The readings and reflections of Holy Week (along with whatever ceremonial is possible) might be reserved, therefore, for the week immediately prior to the Sunday when churches can safely gather again for the first time following the ban on public worship. This Sunday, whenever it might come, might then be wholeheartedly celebrated as the arrival of Easter, and the full ceremonial of the entire Easter season might follow, right through to Pentecost. Can you imagine what that would be like, after all the privation, after all the spacial distancing, after all that living of a more circumscribed life? It would be brimming over with joy, the joy that comes with the arrival of the dawn after a long, dark, night of the soul. Can you see the anticipation on the faces of those who gather to process the new fire into the darkened church? Can you see their smiles as the exultet is sung and the resurrection is proclaimed in a sudden blaze of light? Can you see their laughter at the startling preaching of Chrysostom’s Easter sermon? Can you imagine that laughter erupting again, spontaneously, at the renewal of baptismal vows and the asperges with water? Can you hear the chatter and imagine the hugs and kisses of renunion at the greeting of peace? Can you imagine the smiles of satisfaction and gratefulness as the sacrament is placed in human hands for the first time in many, many months? And the champagne, and the cake, and the general merriment afterward? It would be an Easter like none other in living memory. It would be the Easter you can have if you’ve rediscovered Lent.
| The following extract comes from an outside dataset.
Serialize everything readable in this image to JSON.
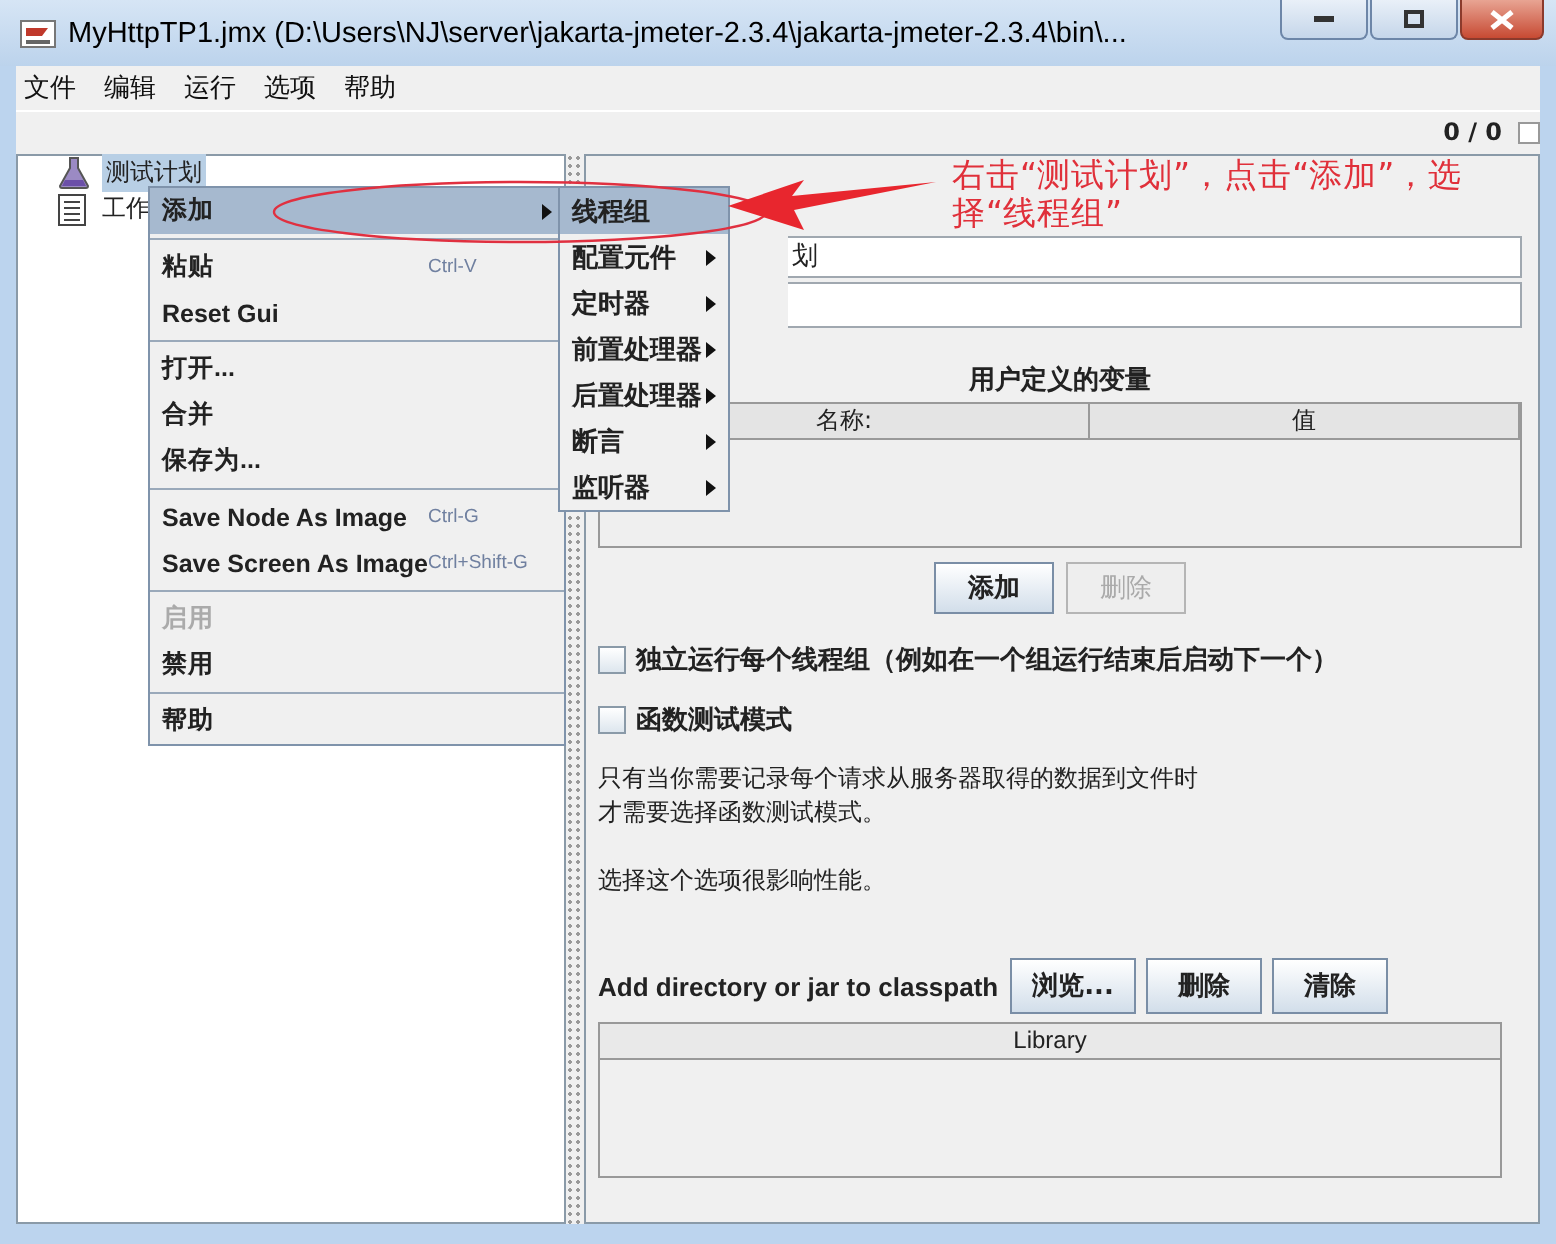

Really rediscovered it. Like finding a treasure so incomparable in a field that you are willing to sell everything you have to obtain it.
Now, there is nothing more certain than my losing this particular argument on the grounds of historical precedent in time of plague, or else the necessity and duty of conservatism when discussing liturgical change. Some might argue, pragmatically, that there is no prospect in contemporary times of our calling an ecumencial council with sufficient authority to change the rules. Still, there is occasionally some truth in small voices that speak to almost no-one out there on the edge of the wilderness . . .
Garry Deverell is the inaugural Vice-Chancellor’s Fellow in Indigenous Theologies at the University of Divinity and a faculty member of NAIITS, an international learning community for the development and teaching of Indigenous theologies.